I'd like to take a poll, to ask if anyone besides myself suffers from the pathological drive to over-extend myself. I seem to need to put myself through this, regardless of where I am in my life. I don't work outside the home anymore, so you'd think I was free of the disease. No, it has slithered its way into my volunteerism and my blogging, specifically with accepting review copies from publishers and authors. Weeks ago, I promised myself that I should read what I have, and accept no more additional commitments. Then I received an e-mail about "On Folly Beach". Some things must not be ignored. Who am I to fight it?
The story centers on Emmy, whose husband has recently been killed in Afghanistan. Although she can't seem to get past her grief, and at the urging of her mother, moves from Indiana to a barrier island in South Carolina called Folly Beach. She has taken her savings and purchased a family-owned bookstore in the attempt to occupy her thoughts and start over. She is immediately embraced by the family selling her the bookstore, including the happy-go-lucky and, oh by the way, handsome Heath (named after Heathcliff...this is a literary family after all!). She does not immediately bond with old Aunt Lulu, who by contract, must be allowed to continue to design and sell "bottle trees" from the back courtyard of the store.
While perusing some old family book collections looking for first editions and rare collectibles, she begins to notice mysterious notes in the margins of some of them. Seemingly, they appear to be secret messages back and forth between a man and a woman in the early 1940's. An illicit affair?
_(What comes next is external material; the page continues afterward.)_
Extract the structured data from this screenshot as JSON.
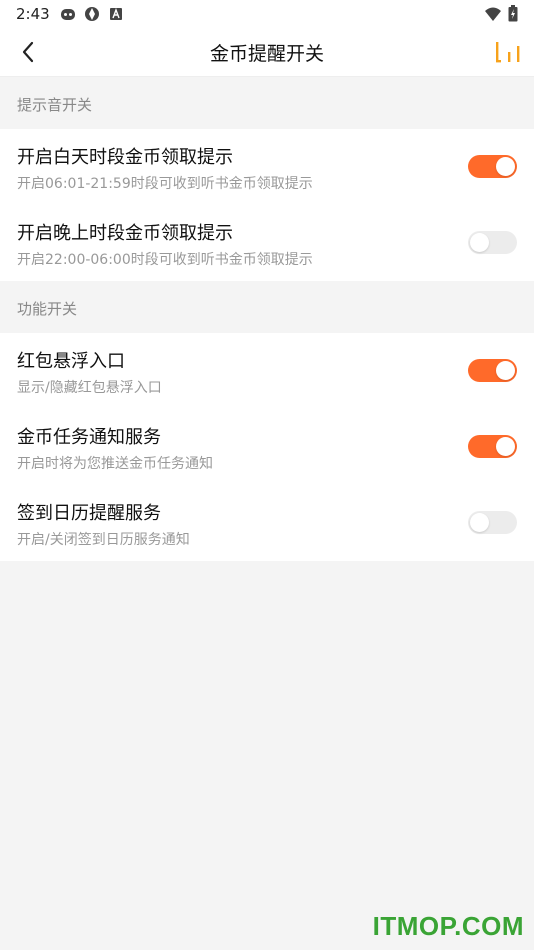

Emmy begins to ask questions of Aunt Lulu, who was a little girl during that time in history, and gets more than she bargains for. The questions reopen a wound from Lulu's youth that have devastating potential.
The story goes back and forth in time, between Emmy's life in 2009, and 1942, in the middle of WWII on Folly Beach. We meet Lulu as a 9 year-old, her older sister Maggie, who is her guardian since the death of their parents and the owner of the bookstore, and their recently widowed cousin Cat. Food is rationed, blackouts enforced at night, and servicemen are enjoying the shag dancing and entertainment Folly has to offer. Maggie meets the dashing Peter, an immigrant from Poland, and falls in love. But as foreshadowed by Lulu's reticence in 2009, things don't go as planned, and end in a tragic climax at the Morris Island lighthouse.
I know that was a rather long synopsis, but I had a point to make. Look at all the highlighted words. When I was reading about the book in the e-mail from the publicist, these were really the only words I saw. The rest was just noise. How often are you offered an opportunity to review a book that literally touches on nearly every passion you have in life? Additionally, Karen White has a reputation amongst the bloggers...great writing, atmosphere, intrigue, romance. Plus she is just an all-around nice person.
My opinion? Wondering when I am going to get around to that? I loved it. It would be hard to find a book with more atmosphere. It is enough to place a book in the loving arms of a beach community in the Carolinas. (Just read Pat Conroy's Beach Music or Prince of Tides.) But adding to that an indie bookstore? The mystique of the bottle trees, an old African tradition, warding off evil spirits? Lovers' notations in the margins of Romeo & Juliet, The Great Gatsby, Around the World in 80 Days? It really doesn't get any better. It all made my heart very warm and fuzzy.
There were a a few niggling issues that I had, and to be fair, I feel I need to mention them. When I close my eyes, I cannot conjure up an image of Emmy. Her age, her hair color, her stature. Perhaps these details were all there but passed me by, I don't know. Because of this, I always felt like I was missing a puzzle piece. There were some predictable moments in the story as well. This is not necessarily a fatal flaw, but appreciate an author who will pull the rug out from under me!
The underlying message from the story, however, is one that really resonated with me, and is reflected over and over again within its pages. When you are grieving, over a lost love, a loved one who has passed, or an opportunity missed, how do you know when it has been long enough? This question is answered in this quote, spoken to Emmy by her mother:
"When you realize that love doesn't have a time span. Only pain does. I think sometimes it's hard to distinguish between the two, so we just hold on to both of them like they're inseparable."
Stay tuned for a guest post from Karen White this Thursday!
4.5 out of 5 stars